We had trouble crate training. Tegan was neutered by the breeder at 8 weeks old before she came to us and the vet thinks the lazer may have nicked her bladder and she often peed in the crate, so we had to give up on that. Instead we play pen trained and she now sleeps in her play pen on a cushion but she too wakes up really early for a potty outing. Often at 3:00 or 4:00 a.m. Usually if it's earlier than 4:00 a.m. she will settle back in her pen but any later than that and she whines. My husband cannot ignore her and yells at her "enough Tegan" she quietens for a few minutes then whines again. I have told him to not say anything because even speaking is giving her attention but he can't help himself.
If it's 4:00 a.m. or later, we give in and put her on the bed after an outing rather than listen to the whining, this way we know we can get back to sleep. She will only sleep until around 7:30 a.m. anyway, even when on the bed. But she does always start out in her pen. During the initial crate training, she always woke up at 5:30 - 6:00 and started to scratch like crazy in the crate until we got up.
I'm just afraid she will expect to be on the bed earlier and earlier. I wouldn't mind, but we also share the bed with 2 cats, so it gets a little crowded - ha ha ha.
Just mimicking what others have said, if you want her to sleep in the crate, just be consistent until she gets used to it. Don't give in to the whining. When we first got Ginny at 6 months of age, she did that for about 7 - 14 days before she settled in and slept through the night in her crate. Some sleepless nights for us with pillows over our heads, but it worked out. Interestingly enough my twin girls did that for about a year as well. Ginny only took about 2 weeks to sleep through the night. They took a year :wink:
-Ginny wants to go to her crate at about 8 pm - 9 pm. If we want to sleep in, we make sure its more like 9 pm so she will hang out in her crate until about 8 am the next morning.
-Make sure she goes out to potty before going to bed.
-Don't give in to her crying! (unless she's having potty or digestive issues of course)
Thinking back its amazing how similar this is to raising toddlers.

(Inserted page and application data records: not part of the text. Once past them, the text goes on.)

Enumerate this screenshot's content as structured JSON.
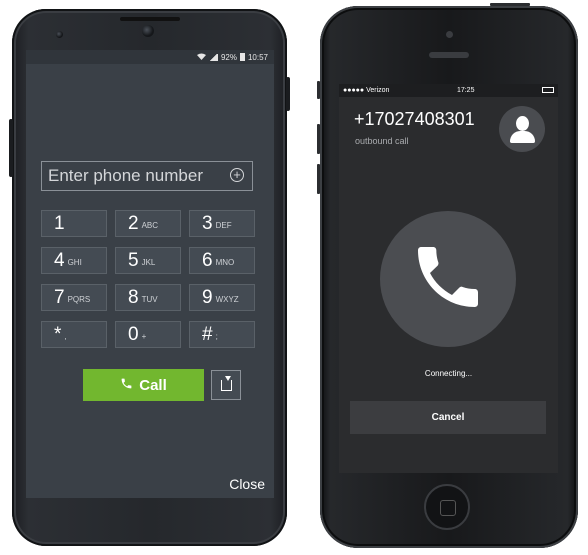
{
  "android": {
    "status": {
      "percent": "92%",
      "time": "10:57"
    },
    "input_placeholder": "Enter phone number",
    "add_symbol": "⊕",
    "keys": [
      {
        "digit": "1",
        "letters": ""
      },
      {
        "digit": "2",
        "letters": "ABC"
      },
      {
        "digit": "3",
        "letters": "DEF"
      },
      {
        "digit": "4",
        "letters": "GHI"
      },
      {
        "digit": "5",
        "letters": "JKL"
      },
      {
        "digit": "6",
        "letters": "MNO"
      },
      {
        "digit": "7",
        "letters": "PQRS"
      },
      {
        "digit": "8",
        "letters": "TUV"
      },
      {
        "digit": "9",
        "letters": "WXYZ"
      },
      {
        "digit": "*",
        "letters": ","
      },
      {
        "digit": "0",
        "letters": "+"
      },
      {
        "digit": "#",
        "letters": ";"
      }
    ],
    "call_label": "Call",
    "close_label": "Close"
  },
  "iphone": {
    "status": {
      "carrier": "●●●●● Verizon",
      "time": "17:25"
    },
    "number": "+17027408301",
    "subtitle": "outbound call",
    "connecting": "Connecting...",
    "cancel_label": "Cancel"
  },
  "colors": {
    "call_green": "#72b72f",
    "android_bg": "#3a4047",
    "ios_bg": "#2b2c2e"
  }
}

thanks for the replies , Soeli is 9 weeks old and last night she woke me up in her crate ( which is in the dining room) at 2.30 a.m and went to the toilet and I sat up for 20 mins till she went all sleepy and I put her back in the crate and she slept till 6 .00 a.m I don't know if she cried any other time as I felt so ill yesterday from lack of sleep that I probably slept through lol .I feel bright eyed and bushy tailed again today
At 9 weeks, Pixie was waking me up every couple of hours, too. I'm not sure when you got Soeli, but we got Pixie at 8 weeks, and for the first week I slept on the couch with her crate on the ottoman right next to me, so my face was less than a foot from the crate. Then I put the crate in our room, but on the ottoman so she could see us in the bed, then just on a cushion, and finally on the floor. That process really helped her get comfortable being in the crate at night.
Also, for probably at least a month I would get up at least a couple of times a night to take her out, whenever she cried. At night I pick her up from the crate and carry her to the door, and then carry her back to the crate. I don't talk to her or pet her. I think all that helps her understand that getting out of her crate in the middle of the night is different than in the morning, when we get up. She's about 20 weeks now, and I've only had to get up with her in the middle of the night once in probably at least a month.
It sounds like keeping her in the crate is really helping. The only good thing I have to say about all this is, the midnight wakings end a lot sooner with a puppy than they do with a baby!